● **RECORDS PROVIDED**
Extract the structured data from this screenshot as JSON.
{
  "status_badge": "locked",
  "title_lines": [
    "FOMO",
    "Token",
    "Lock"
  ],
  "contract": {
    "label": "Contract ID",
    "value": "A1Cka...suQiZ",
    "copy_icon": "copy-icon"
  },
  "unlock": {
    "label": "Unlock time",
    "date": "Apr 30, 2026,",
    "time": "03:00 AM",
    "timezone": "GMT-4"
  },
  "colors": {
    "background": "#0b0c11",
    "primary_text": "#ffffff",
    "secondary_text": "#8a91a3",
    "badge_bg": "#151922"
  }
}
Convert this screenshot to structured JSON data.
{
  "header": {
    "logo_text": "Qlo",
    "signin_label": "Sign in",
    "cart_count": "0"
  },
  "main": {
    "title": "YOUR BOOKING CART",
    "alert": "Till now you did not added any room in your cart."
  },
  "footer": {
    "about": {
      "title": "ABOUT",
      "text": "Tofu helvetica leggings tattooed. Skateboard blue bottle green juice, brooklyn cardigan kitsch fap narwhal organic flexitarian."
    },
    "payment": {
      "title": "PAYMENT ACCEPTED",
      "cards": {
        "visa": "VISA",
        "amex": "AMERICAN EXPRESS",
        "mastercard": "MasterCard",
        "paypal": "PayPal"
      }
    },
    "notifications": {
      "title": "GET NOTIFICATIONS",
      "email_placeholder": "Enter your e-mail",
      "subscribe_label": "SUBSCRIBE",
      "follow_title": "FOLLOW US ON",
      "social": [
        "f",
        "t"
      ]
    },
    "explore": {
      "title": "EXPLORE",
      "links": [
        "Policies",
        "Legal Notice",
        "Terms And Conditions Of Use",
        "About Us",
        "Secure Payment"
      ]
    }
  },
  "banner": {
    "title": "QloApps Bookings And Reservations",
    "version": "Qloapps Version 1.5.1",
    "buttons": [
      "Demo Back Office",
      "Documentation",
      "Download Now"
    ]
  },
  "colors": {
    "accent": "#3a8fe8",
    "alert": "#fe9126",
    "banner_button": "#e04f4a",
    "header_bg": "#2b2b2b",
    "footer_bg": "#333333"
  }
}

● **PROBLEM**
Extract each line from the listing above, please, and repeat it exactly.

● **SOLUTION FOR THIS EXERCISE**
Extract the structured data from this screenshot as JSON.
{
  "status_badge": "locked",
  "title_lines": [
    "FOMO",
    "Token",
    "Lock"
  ],
  "contract": {
    "label": "Contract ID",
    "value": "A1Cka...suQiZ",
    "copy_icon": "copy-icon"
  },
  "unlock": {
    "label": "Unlock time",
    "date": "Apr 30, 2026,",
    "time": "03:00 AM",
    "timezone": "GMT-4"
  },
  "colors": {
    "background": "#0b0c11",
    "primary_text": "#ffffff",
    "secondary_text": "#8a91a3",
    "badge_bg": "#151922"
  }
}
Convert this screenshot to structured JSON data.
{
  "header": {
    "logo_text": "Qlo",
    "signin_label": "Sign in",
    "cart_count": "0"
  },
  "main": {
    "title": "YOUR BOOKING CART",
    "alert": "Till now you did not added any room in your cart."
  },
  "footer": {
    "about": {
      "title": "ABOUT",
      "text": "Tofu helvetica leggings tattooed. Skateboard blue bottle green juice, brooklyn cardigan kitsch fap narwhal organic flexitarian."
    },
    "payment": {
      "title": "PAYMENT ACCEPTED",
      "cards": {
        "visa": "VISA",
        "amex": "AMERICAN EXPRESS",
        "mastercard": "MasterCard",
        "paypal": "PayPal"
      }
    },
    "notifications": {
      "title": "GET NOTIFICATIONS",
      "email_placeholder": "Enter your e-mail",
      "subscribe_label": "SUBSCRIBE",
      "follow_title": "FOLLOW US ON",
      "social": [
        "f",
        "t"
      ]
    },
    "explore": {
      "title": "EXPLORE",
      "links": [
        "Policies",
        "Legal Notice",
        "Terms And Conditions Of Use",
        "About Us",
        "Secure Payment"
      ]
    }
  },
  "banner": {
    "title": "QloApps Bookings And Reservations",
    "version": "Qloapps Version 1.5.1",
    "buttons": [
      "Demo Back Office",
      "Documentation",
      "Download Now"
    ]
  },
  "colors": {
    "accent": "#3a8fe8",
    "alert": "#fe9126",
    "banner_button": "#e04f4a",
    "header_bg": "#2b2b2b",
    "footer_bg": "#333333"
  }
}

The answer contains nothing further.